- WORK INSTRUCTION -
Please copy every record below exactly, but leave the pictures out.

INPUT RECORDS below:

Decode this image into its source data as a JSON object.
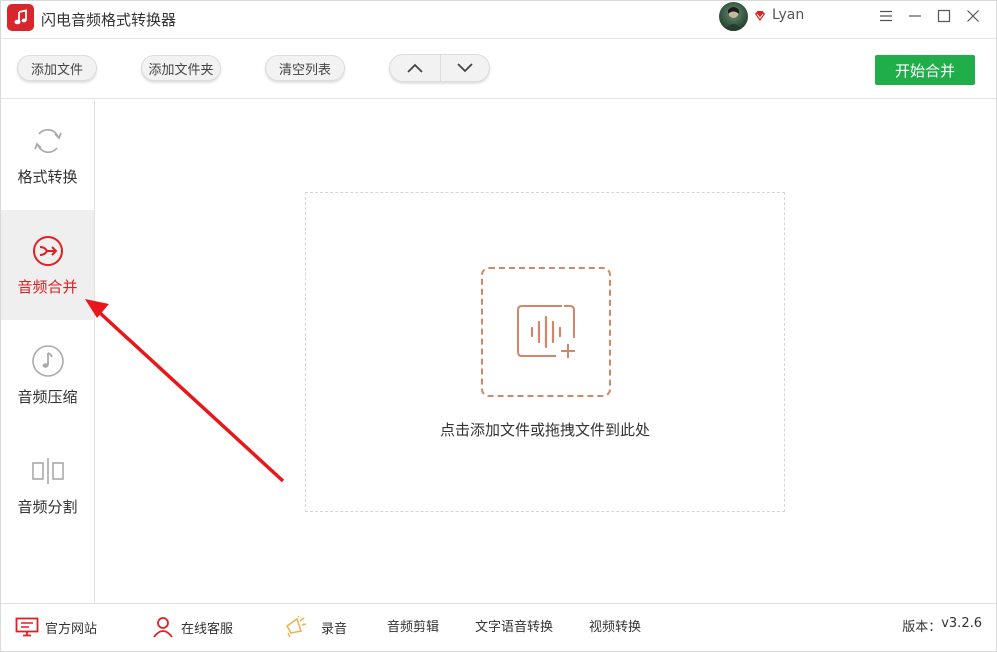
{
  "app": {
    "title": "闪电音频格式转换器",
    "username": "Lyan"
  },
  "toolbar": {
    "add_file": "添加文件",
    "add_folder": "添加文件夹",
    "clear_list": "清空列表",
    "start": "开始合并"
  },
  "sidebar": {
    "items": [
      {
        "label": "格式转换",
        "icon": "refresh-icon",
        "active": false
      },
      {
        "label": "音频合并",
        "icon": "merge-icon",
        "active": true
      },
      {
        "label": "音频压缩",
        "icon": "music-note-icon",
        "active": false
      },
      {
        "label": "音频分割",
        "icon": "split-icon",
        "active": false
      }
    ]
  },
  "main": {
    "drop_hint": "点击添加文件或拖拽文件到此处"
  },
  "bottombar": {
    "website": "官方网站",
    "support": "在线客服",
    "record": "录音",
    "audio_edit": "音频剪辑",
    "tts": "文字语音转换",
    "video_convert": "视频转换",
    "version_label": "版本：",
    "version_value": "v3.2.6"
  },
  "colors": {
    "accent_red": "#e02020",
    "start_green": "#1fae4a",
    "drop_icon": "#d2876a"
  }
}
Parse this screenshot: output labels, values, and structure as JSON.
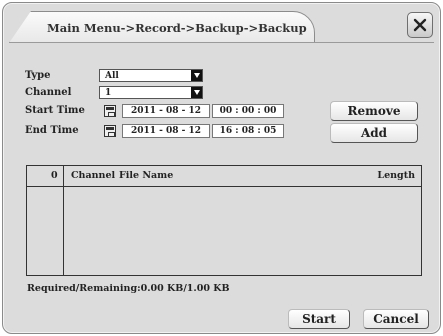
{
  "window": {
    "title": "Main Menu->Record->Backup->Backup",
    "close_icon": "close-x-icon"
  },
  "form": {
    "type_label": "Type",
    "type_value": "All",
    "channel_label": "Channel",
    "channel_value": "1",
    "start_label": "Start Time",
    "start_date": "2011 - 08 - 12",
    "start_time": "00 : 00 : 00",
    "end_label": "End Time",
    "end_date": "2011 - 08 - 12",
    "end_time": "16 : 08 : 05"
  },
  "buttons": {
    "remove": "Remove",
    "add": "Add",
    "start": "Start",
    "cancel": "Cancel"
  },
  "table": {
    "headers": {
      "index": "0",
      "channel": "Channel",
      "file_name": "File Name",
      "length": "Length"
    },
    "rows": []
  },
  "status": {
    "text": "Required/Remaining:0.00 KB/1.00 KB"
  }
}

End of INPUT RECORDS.

- FINISHED TASK -
Decode this image into its source data as a JSON object.
{
  "app": {
    "title": "闪电音频格式转换器",
    "username": "Lyan"
  },
  "toolbar": {
    "add_file": "添加文件",
    "add_folder": "添加文件夹",
    "clear_list": "清空列表",
    "start": "开始合并"
  },
  "sidebar": {
    "items": [
      {
        "label": "格式转换",
        "icon": "refresh-icon",
        "active": false
      },
      {
        "label": "音频合并",
        "icon": "merge-icon",
        "active": true
      },
      {
        "label": "音频压缩",
        "icon": "music-note-icon",
        "active": false
      },
      {
        "label": "音频分割",
        "icon": "split-icon",
        "active": false
      }
    ]
  },
  "main": {
    "drop_hint": "点击添加文件或拖拽文件到此处"
  },
  "bottombar": {
    "website": "官方网站",
    "support": "在线客服",
    "record": "录音",
    "audio_edit": "音频剪辑",
    "tts": "文字语音转换",
    "video_convert": "视频转换",
    "version_label": "版本：",
    "version_value": "v3.2.6"
  },
  "colors": {
    "accent_red": "#e02020",
    "start_green": "#1fae4a",
    "drop_icon": "#d2876a"
  }
}
Parse this screenshot: output labels, values, and structure as JSON.
{
  "window": {
    "title": "Main Menu->Record->Backup->Backup",
    "close_icon": "close-x-icon"
  },
  "form": {
    "type_label": "Type",
    "type_value": "All",
    "channel_label": "Channel",
    "channel_value": "1",
    "start_label": "Start Time",
    "start_date": "2011 - 08 - 12",
    "start_time": "00 : 00 : 00",
    "end_label": "End Time",
    "end_date": "2011 - 08 - 12",
    "end_time": "16 : 08 : 05"
  },
  "buttons": {
    "remove": "Remove",
    "add": "Add",
    "start": "Start",
    "cancel": "Cancel"
  },
  "table": {
    "headers": {
      "index": "0",
      "channel": "Channel",
      "file_name": "File Name",
      "length": "Length"
    },
    "rows": []
  },
  "status": {
    "text": "Required/Remaining:0.00 KB/1.00 KB"
  }
}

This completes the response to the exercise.